I have fought demons and I have seen angels walking the earth in human form, I know this because my entire life fell apart due to addiction and depression, but I was saved. So when I came out of that terrible place and started my life again, I vowed that I would take my life’s most terrible moment and turn in into something great.
Now, 5 years later here we are.
Addicted has become an international outlet, my life is blessed so many times over, and I am now in a place to make a real difference.
Welcome to our new series, Addict’s and Angels. In this series I’m asking you the reader to nominate someone who needs help, needs their story told, or maybe just needs a smile put back on their face. This is the new journey, this is a new movement, this is something that I have spent the last 5 years, or really my whole life working towards.
For our first week, we start with a beautiful little girl named Athena. Athena’s family reached out to me and shared their story, one of love, one of strength, one of hope, but sometimes hope needs a little bit of help, so here we are.
Please read here story, from the words of her mother Fiona and please if you can, share or make a donation today.
My daughter, Athena, was born at 31 weeks. She was premature at 4.37 lbs (1980 g) and was diagnosed with periventricular leukomalacia (PVL). PVL is a condition in which decreased blood flow causes damage to brain tissue. The damaged brain tissue affects the nerve fibers, that control body movement. In general, PVL leads to motor disorders, the most common of which is cerebral palsy (CP), which is how it presents in Athena.
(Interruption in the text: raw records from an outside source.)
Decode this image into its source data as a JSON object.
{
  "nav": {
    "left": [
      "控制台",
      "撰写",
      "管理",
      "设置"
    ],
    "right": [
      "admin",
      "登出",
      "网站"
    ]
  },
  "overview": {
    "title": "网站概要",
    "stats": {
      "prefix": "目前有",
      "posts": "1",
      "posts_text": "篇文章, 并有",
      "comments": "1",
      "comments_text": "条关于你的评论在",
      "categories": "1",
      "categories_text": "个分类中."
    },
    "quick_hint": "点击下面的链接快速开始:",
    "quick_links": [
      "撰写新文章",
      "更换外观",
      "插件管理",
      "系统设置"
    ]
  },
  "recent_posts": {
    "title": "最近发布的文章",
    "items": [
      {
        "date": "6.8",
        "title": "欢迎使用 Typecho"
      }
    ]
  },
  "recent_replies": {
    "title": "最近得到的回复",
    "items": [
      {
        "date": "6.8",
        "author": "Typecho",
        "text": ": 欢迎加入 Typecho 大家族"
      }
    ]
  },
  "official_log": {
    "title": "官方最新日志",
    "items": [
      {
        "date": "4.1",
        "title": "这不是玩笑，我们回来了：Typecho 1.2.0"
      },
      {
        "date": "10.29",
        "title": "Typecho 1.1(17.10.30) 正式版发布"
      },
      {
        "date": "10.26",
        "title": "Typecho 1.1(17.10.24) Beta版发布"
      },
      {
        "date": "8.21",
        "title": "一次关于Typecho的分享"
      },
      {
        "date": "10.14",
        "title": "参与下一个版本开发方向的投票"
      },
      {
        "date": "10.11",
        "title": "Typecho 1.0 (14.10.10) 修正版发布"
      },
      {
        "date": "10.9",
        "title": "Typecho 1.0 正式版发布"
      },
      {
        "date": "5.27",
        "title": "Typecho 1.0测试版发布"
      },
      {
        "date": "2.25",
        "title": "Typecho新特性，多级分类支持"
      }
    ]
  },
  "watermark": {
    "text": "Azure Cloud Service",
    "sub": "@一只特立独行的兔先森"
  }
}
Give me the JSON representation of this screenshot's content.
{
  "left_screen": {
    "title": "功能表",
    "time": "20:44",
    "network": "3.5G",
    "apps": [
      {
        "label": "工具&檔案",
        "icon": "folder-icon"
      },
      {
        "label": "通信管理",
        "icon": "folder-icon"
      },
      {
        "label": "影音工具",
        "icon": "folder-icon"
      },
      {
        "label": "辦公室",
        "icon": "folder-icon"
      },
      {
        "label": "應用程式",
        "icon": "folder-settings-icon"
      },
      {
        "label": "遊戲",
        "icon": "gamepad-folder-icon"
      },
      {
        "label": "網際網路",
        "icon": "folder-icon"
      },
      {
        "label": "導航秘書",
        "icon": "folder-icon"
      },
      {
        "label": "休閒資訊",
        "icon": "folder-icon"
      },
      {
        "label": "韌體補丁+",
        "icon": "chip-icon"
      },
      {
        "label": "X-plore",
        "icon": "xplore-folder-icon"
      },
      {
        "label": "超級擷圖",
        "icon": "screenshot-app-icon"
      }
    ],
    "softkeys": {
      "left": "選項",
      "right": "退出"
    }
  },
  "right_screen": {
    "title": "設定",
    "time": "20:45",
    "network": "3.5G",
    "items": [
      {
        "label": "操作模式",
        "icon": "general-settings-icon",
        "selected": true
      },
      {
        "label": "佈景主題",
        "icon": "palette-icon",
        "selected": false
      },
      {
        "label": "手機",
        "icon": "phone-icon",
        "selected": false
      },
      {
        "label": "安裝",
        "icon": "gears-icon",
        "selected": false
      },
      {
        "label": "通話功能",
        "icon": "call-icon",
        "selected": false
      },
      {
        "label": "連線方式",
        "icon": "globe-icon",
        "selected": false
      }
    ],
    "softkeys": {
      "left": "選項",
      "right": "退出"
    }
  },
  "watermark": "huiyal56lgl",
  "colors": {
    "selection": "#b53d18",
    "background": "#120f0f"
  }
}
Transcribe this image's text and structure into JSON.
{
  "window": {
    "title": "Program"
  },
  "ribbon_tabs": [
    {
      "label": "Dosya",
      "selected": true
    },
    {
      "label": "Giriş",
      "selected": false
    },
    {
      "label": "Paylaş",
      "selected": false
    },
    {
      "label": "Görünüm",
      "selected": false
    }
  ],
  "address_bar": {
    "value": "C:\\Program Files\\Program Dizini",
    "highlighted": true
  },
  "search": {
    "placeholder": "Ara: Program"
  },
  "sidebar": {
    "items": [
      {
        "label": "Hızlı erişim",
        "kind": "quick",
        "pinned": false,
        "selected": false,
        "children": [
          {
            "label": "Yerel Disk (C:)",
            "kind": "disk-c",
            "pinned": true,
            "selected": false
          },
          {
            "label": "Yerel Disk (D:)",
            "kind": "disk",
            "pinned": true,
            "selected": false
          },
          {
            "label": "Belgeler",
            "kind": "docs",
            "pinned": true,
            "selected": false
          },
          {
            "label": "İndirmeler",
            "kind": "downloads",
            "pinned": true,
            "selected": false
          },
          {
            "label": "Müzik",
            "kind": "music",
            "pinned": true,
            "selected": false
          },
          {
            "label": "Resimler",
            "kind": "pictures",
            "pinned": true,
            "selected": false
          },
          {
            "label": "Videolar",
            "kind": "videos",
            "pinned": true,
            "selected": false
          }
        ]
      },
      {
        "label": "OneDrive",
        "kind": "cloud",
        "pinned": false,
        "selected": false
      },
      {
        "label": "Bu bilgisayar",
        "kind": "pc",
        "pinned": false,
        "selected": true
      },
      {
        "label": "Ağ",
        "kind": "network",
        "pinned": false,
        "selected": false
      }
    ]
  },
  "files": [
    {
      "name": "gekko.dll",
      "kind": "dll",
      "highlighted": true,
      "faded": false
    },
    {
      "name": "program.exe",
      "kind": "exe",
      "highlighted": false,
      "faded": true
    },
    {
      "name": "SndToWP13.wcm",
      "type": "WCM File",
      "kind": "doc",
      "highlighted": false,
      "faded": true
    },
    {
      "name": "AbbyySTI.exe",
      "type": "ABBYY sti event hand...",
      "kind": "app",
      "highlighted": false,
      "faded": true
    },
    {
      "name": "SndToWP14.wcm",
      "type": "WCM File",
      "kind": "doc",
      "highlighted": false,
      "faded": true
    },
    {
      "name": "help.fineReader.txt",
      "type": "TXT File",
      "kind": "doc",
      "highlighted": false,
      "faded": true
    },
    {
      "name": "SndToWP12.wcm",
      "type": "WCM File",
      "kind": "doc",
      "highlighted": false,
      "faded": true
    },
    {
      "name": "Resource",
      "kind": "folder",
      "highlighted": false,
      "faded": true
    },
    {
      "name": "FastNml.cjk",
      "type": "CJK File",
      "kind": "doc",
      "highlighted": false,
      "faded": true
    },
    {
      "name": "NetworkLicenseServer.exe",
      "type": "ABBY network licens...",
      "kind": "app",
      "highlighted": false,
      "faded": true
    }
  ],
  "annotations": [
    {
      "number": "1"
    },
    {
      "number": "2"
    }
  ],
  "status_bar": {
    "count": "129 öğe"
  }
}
Athena, has cerebral palsy – spastic triplegia. As written by OFCP, “spastic cerebral palsy is the most common type and is caused by injury to the motor cortex. Spastic muscles are tight and stiff, which limits ease of movement. Usually muscles work in pairs: when one group contracts, the other group relaxes to allow free movement in the desired direction. Spastic muscles become active together and block effective movement. This muscular “tug-of-war” is called co-contraction. Spasticity may be very mild and affect only a few movements, or it can affect the whole body.” http://ofcp.ca/wp-content/uploads/2016/05/Guide-to-CP-2015.pdf For Athena, cerebral palsy affected both of her legs and one arm.
Just recently, we learned about SDR. Based on our research and from testimonials, we believe that SDR in St. Louis is the best choice for Athena. The technique that is used in St. Louis is less invasive than other SDR surgeries. It will help to permanently reduce the spasticity in Athena’s body and will allow her to have more ease of movement. Most importantly, it will give Athena the opportunity to walk independently.
Athena is 9 years old and starts every day with a big and beautiful smile. Despite her gross and fine-motor challenges, she still manages to keep her big brother busy. Currently, in order for her to be mobile and to accomplish even the simplest of tasks independently, she must use either a walker or a wheelchair.
Athena has gone through many years of physiotherapy, occupational therapy, painful Botox injections, bracing, and serial casting. Through it all, Athena has shown courage, strength, and determination. Her zest for life affects all of those around her and she is an inspiration to many.
What a tremendous opportunity it will be for Athena, to have SDR surgery, with Dr. Park. Many who have already had this surgery, call it a miracle. This life-changing surgery will give Athena the opportunity to be able to walk independently.
What Athena Hopes For:
Athena wants to be more active and loves being a part of the action. She enjoys swimming, singing in the school choir, attending summer camps, baking gingerbread cookies, picking fresh strawberries & apples, and helping in the kitchen, just to name a few. She tries her best to be like everyone else, but even she realizes her limitations because of CP. Often times, she is left to simply watch from the sidelines. She very much wants for this surgery to happen. She hopes to be able to walk independently, move with ease, and generally just be able to regularly participate in daily activities with family and friends.
Improvements for Athena After Surgery:
According to Dr. TS Park at St. Louis Children’s Hospital, Athena will benefit greatly from selective dorsal rhizotomy. This surgery is expected to improve the following:
– her spasticity will be permanently reduced
– her sitting and standing postures will improve
– her transitions between postures will be easier and faster
– her balance and level of comfort will improve
– she will have the potential to ambulate independently indoors and use canes/crutches outdoors
About Athena’s Family:
We try to give back to this community, by organizing a motorcycle charity ride each summer, to raise funds for The Ontario Federation for Cerebral Palsy – assistive devices program. We also help to raise awareness about those living with cerebral palsy and promote the OFCP’s Helpcycle program, that provides free home pick up of much needed items.
Now we are asking for your help. Please help us on our journey to making this happen for Athena. Help spread the word. Thank you.
Make a donation today:
Have someone you want to nominate, contact us with full details at: firstname.lastname@example.org